Your job is to write out each record precisely as it stands.

### Data extracts

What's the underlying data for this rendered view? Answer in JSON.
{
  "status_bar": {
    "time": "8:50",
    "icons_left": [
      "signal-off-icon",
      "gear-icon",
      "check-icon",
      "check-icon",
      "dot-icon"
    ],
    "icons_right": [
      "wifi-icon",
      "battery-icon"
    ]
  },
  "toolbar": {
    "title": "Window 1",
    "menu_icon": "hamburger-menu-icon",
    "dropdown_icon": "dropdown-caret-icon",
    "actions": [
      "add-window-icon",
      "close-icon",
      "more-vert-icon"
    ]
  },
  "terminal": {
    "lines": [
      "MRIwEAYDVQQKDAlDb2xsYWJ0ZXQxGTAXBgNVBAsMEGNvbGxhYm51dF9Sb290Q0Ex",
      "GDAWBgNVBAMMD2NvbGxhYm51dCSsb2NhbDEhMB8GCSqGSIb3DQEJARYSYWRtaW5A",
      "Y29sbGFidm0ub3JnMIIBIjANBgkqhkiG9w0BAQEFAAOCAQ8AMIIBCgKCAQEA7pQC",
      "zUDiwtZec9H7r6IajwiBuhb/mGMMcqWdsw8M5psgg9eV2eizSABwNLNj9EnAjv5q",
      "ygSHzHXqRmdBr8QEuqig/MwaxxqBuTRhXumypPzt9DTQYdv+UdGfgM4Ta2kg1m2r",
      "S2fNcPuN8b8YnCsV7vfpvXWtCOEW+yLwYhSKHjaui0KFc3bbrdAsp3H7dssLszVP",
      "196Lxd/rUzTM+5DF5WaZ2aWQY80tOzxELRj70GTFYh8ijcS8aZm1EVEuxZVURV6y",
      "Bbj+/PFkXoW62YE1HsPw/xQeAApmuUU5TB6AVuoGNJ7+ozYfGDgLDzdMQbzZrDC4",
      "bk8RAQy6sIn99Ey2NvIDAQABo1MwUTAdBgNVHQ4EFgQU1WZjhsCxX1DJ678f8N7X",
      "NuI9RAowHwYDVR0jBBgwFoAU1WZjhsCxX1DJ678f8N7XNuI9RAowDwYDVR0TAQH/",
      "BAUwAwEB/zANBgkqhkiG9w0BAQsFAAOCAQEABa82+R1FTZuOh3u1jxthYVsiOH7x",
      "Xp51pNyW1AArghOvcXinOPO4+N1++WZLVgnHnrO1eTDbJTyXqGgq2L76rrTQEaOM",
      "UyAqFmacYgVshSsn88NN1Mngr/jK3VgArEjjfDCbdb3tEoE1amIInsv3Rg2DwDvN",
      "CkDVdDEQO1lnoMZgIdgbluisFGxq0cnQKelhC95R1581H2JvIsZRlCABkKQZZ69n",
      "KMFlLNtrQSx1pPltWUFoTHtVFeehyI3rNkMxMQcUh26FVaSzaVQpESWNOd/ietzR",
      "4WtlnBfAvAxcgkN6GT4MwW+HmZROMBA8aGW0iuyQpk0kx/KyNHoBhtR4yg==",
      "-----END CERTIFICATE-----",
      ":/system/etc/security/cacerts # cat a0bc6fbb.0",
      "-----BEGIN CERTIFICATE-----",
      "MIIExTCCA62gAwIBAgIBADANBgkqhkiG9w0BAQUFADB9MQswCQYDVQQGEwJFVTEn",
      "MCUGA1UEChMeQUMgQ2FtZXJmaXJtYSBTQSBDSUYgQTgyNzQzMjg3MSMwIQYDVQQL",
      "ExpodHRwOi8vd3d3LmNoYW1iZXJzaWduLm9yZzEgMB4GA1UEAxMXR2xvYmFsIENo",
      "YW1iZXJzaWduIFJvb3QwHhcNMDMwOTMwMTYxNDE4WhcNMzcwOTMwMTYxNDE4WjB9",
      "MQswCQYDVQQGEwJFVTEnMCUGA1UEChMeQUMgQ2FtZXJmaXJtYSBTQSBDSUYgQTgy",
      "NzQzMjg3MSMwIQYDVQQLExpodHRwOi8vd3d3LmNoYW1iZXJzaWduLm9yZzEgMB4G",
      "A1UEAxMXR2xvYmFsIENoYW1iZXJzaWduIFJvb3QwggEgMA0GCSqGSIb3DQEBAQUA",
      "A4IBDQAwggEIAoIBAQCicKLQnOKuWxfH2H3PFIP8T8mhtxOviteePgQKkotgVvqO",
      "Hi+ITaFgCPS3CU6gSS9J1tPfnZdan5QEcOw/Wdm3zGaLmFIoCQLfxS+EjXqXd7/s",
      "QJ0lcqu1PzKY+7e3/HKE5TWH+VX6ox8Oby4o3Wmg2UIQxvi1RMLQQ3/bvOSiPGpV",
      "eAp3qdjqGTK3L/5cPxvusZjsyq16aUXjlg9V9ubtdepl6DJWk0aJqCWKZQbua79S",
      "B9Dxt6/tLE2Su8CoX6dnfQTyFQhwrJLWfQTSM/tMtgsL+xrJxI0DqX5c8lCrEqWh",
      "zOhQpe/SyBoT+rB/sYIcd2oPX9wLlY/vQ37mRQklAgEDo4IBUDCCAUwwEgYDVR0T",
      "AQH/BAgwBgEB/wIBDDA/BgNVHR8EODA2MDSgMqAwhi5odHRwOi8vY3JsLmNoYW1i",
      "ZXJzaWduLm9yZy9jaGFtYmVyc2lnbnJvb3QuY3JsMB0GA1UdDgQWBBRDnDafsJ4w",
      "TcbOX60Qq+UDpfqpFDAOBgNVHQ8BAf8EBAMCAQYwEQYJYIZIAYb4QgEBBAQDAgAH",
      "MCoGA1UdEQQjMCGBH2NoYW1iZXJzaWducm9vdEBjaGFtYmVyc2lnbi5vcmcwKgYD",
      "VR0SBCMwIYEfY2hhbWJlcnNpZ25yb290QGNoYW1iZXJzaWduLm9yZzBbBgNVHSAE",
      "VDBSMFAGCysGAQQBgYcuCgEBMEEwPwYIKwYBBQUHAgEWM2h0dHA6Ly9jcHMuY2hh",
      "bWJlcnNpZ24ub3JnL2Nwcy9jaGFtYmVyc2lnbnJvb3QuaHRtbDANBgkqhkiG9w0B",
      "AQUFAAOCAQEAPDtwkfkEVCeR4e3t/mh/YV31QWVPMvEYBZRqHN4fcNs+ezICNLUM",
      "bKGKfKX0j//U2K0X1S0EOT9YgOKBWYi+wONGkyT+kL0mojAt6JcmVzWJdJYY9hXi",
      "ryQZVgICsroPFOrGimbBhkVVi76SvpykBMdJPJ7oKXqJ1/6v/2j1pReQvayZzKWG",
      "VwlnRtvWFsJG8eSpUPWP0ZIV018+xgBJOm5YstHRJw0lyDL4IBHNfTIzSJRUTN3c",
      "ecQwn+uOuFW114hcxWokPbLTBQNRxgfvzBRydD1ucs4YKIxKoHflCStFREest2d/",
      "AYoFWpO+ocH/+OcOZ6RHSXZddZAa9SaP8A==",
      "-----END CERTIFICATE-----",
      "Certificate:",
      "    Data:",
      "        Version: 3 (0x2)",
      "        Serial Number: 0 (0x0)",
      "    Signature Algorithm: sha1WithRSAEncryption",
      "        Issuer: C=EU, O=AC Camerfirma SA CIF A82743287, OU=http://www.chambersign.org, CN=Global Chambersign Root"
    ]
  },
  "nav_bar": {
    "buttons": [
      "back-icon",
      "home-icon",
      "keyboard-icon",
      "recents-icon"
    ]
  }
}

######

Result of the task
What's the underlying data for this rendered view? Answer in JSON.
{
  "status_bar": {
    "time": "8:50",
    "icons_left": [
      "signal-off-icon",
      "gear-icon",
      "check-icon",
      "check-icon",
      "dot-icon"
    ],
    "icons_right": [
      "wifi-icon",
      "battery-icon"
    ]
  },
  "toolbar": {
    "title": "Window 1",
    "menu_icon": "hamburger-menu-icon",
    "dropdown_icon": "dropdown-caret-icon",
    "actions": [
      "add-window-icon",
      "close-icon",
      "more-vert-icon"
    ]
  },
  "terminal": {
    "lines": [
      "MRIwEAYDVQQKDAlDb2xsYWJ0ZXQxGTAXBgNVBAsMEGNvbGxhYm51dF9Sb290Q0Ex",
      "GDAWBgNVBAMMD2NvbGxhYm51dCSsb2NhbDEhMB8GCSqGSIb3DQEJARYSYWRtaW5A",
      "Y29sbGFidm0ub3JnMIIBIjANBgkqhkiG9w0BAQEFAAOCAQ8AMIIBCgKCAQEA7pQC",
      "zUDiwtZec9H7r6IajwiBuhb/mGMMcqWdsw8M5psgg9eV2eizSABwNLNj9EnAjv5q",
      "ygSHzHXqRmdBr8QEuqig/MwaxxqBuTRhXumypPzt9DTQYdv+UdGfgM4Ta2kg1m2r",
      "S2fNcPuN8b8YnCsV7vfpvXWtCOEW+yLwYhSKHjaui0KFc3bbrdAsp3H7dssLszVP",
      "196Lxd/rUzTM+5DF5WaZ2aWQY80tOzxELRj70GTFYh8ijcS8aZm1EVEuxZVURV6y",
      "Bbj+/PFkXoW62YE1HsPw/xQeAApmuUU5TB6AVuoGNJ7+ozYfGDgLDzdMQbzZrDC4",
      "bk8RAQy6sIn99Ey2NvIDAQABo1MwUTAdBgNVHQ4EFgQU1WZjhsCxX1DJ678f8N7X",
      "NuI9RAowHwYDVR0jBBgwFoAU1WZjhsCxX1DJ678f8N7XNuI9RAowDwYDVR0TAQH/",
      "BAUwAwEB/zANBgkqhkiG9w0BAQsFAAOCAQEABa82+R1FTZuOh3u1jxthYVsiOH7x",
      "Xp51pNyW1AArghOvcXinOPO4+N1++WZLVgnHnrO1eTDbJTyXqGgq2L76rrTQEaOM",
      "UyAqFmacYgVshSsn88NN1Mngr/jK3VgArEjjfDCbdb3tEoE1amIInsv3Rg2DwDvN",
      "CkDVdDEQO1lnoMZgIdgbluisFGxq0cnQKelhC95R1581H2JvIsZRlCABkKQZZ69n",
      "KMFlLNtrQSx1pPltWUFoTHtVFeehyI3rNkMxMQcUh26FVaSzaVQpESWNOd/ietzR",
      "4WtlnBfAvAxcgkN6GT4MwW+HmZROMBA8aGW0iuyQpk0kx/KyNHoBhtR4yg==",
      "-----END CERTIFICATE-----",
      ":/system/etc/security/cacerts # cat a0bc6fbb.0",
      "-----BEGIN CERTIFICATE-----",
      "MIIExTCCA62gAwIBAgIBADANBgkqhkiG9w0BAQUFADB9MQswCQYDVQQGEwJFVTEn",
      "MCUGA1UEChMeQUMgQ2FtZXJmaXJtYSBTQSBDSUYgQTgyNzQzMjg3MSMwIQYDVQQL",
      "ExpodHRwOi8vd3d3LmNoYW1iZXJzaWduLm9yZzEgMB4GA1UEAxMXR2xvYmFsIENo",
      "YW1iZXJzaWduIFJvb3QwHhcNMDMwOTMwMTYxNDE4WhcNMzcwOTMwMTYxNDE4WjB9",
      "MQswCQYDVQQGEwJFVTEnMCUGA1UEChMeQUMgQ2FtZXJmaXJtYSBTQSBDSUYgQTgy",
      "NzQzMjg3MSMwIQYDVQQLExpodHRwOi8vd3d3LmNoYW1iZXJzaWduLm9yZzEgMB4G",
      "A1UEAxMXR2xvYmFsIENoYW1iZXJzaWduIFJvb3QwggEgMA0GCSqGSIb3DQEBAQUA",
      "A4IBDQAwggEIAoIBAQCicKLQnOKuWxfH2H3PFIP8T8mhtxOviteePgQKkotgVvqO",
      "Hi+ITaFgCPS3CU6gSS9J1tPfnZdan5QEcOw/Wdm3zGaLmFIoCQLfxS+EjXqXd7/s",
      "QJ0lcqu1PzKY+7e3/HKE5TWH+VX6ox8Oby4o3Wmg2UIQxvi1RMLQQ3/bvOSiPGpV",
      "eAp3qdjqGTK3L/5cPxvusZjsyq16aUXjlg9V9ubtdepl6DJWk0aJqCWKZQbua79S",
      "B9Dxt6/tLE2Su8CoX6dnfQTyFQhwrJLWfQTSM/tMtgsL+xrJxI0DqX5c8lCrEqWh",
      "zOhQpe/SyBoT+rB/sYIcd2oPX9wLlY/vQ37mRQklAgEDo4IBUDCCAUwwEgYDVR0T",
      "AQH/BAgwBgEB/wIBDDA/BgNVHR8EODA2MDSgMqAwhi5odHRwOi8vY3JsLmNoYW1i",
      "ZXJzaWduLm9yZy9jaGFtYmVyc2lnbnJvb3QuY3JsMB0GA1UdDgQWBBRDnDafsJ4w",
      "TcbOX60Qq+UDpfqpFDAOBgNVHQ8BAf8EBAMCAQYwEQYJYIZIAYb4QgEBBAQDAgAH",
      "MCoGA1UdEQQjMCGBH2NoYW1iZXJzaWducm9vdEBjaGFtYmVyc2lnbi5vcmcwKgYD",
      "VR0SBCMwIYEfY2hhbWJlcnNpZ25yb290QGNoYW1iZXJzaWduLm9yZzBbBgNVHSAE",
      "VDBSMFAGCysGAQQBgYcuCgEBMEEwPwYIKwYBBQUHAgEWM2h0dHA6Ly9jcHMuY2hh",
      "bWJlcnNpZ24ub3JnL2Nwcy9jaGFtYmVyc2lnbnJvb3QuaHRtbDANBgkqhkiG9w0B",
      "AQUFAAOCAQEAPDtwkfkEVCeR4e3t/mh/YV31QWVPMvEYBZRqHN4fcNs+ezICNLUM",
      "bKGKfKX0j//U2K0X1S0EOT9YgOKBWYi+wONGkyT+kL0mojAt6JcmVzWJdJYY9hXi",
      "ryQZVgICsroPFOrGimbBhkVVi76SvpykBMdJPJ7oKXqJ1/6v/2j1pReQvayZzKWG",
      "VwlnRtvWFsJG8eSpUPWP0ZIV018+xgBJOm5YstHRJw0lyDL4IBHNfTIzSJRUTN3c",
      "ecQwn+uOuFW114hcxWokPbLTBQNRxgfvzBRydD1ucs4YKIxKoHflCStFREest2d/",
      "AYoFWpO+ocH/+OcOZ6RHSXZddZAa9SaP8A==",
      "-----END CERTIFICATE-----",
      "Certificate:",
      "    Data:",
      "        Version: 3 (0x2)",
      "        Serial Number: 0 (0x0)",
      "    Signature Algorithm: sha1WithRSAEncryption",
      "        Issuer: C=EU, O=AC Camerfirma SA CIF A82743287, OU=http://www.chambersign.org, CN=Global Chambersign Root"
    ]
  },
  "nav_bar": {
    "buttons": [
      "back-icon",
      "home-icon",
      "keyboard-icon",
      "recents-icon"
    ]
  }
}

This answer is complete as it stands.